Your job is to return every line in the data holding the string "this".

** Opening Exercise input block **

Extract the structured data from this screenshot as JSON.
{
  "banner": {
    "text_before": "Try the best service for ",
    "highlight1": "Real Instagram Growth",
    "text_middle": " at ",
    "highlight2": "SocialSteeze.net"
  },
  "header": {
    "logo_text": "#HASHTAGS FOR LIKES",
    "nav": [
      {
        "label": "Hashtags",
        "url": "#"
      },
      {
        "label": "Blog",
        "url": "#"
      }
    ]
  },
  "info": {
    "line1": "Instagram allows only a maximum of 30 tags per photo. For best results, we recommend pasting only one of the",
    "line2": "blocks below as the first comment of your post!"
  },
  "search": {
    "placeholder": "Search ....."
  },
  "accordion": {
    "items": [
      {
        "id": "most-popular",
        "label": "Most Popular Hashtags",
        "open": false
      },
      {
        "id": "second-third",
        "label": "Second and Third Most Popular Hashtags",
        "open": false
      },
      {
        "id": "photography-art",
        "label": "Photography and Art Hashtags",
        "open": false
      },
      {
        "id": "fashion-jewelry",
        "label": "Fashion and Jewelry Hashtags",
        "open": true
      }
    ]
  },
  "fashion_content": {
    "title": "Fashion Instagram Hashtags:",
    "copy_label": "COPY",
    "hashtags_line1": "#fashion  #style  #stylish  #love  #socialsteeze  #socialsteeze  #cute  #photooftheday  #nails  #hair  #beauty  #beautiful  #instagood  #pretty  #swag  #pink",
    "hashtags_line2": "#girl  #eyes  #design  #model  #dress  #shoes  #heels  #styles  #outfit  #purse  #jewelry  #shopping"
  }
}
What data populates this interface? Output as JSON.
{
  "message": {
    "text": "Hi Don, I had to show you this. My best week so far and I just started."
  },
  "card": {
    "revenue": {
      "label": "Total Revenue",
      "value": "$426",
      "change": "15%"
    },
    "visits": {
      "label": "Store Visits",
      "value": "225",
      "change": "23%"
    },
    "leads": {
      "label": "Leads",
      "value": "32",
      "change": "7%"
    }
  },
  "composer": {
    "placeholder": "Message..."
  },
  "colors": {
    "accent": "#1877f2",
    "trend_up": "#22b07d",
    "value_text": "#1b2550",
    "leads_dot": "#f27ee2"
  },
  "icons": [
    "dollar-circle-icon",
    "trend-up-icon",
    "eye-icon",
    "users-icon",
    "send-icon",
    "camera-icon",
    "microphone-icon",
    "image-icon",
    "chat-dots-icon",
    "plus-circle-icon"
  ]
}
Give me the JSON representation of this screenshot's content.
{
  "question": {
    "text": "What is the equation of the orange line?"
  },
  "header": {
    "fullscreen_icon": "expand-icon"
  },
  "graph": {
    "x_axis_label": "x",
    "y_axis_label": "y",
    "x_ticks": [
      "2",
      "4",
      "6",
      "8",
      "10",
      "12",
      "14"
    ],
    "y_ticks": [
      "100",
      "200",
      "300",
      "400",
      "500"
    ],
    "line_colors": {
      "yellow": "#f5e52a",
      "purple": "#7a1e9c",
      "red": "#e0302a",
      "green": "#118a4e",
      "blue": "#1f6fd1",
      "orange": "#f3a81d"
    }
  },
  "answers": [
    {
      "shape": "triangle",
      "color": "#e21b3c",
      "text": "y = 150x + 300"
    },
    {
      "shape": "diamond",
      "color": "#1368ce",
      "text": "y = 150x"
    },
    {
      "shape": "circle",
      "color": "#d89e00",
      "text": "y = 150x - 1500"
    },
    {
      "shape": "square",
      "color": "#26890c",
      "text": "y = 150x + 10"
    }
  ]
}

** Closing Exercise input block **

Exercise result -
Extract the structured data from this screenshot as JSON.
What data populates this interface? Output as JSON.
    "text": "Hi Don, I had to show you this. My best week so far and I just started."
Give me the JSON representation of this screenshot's content.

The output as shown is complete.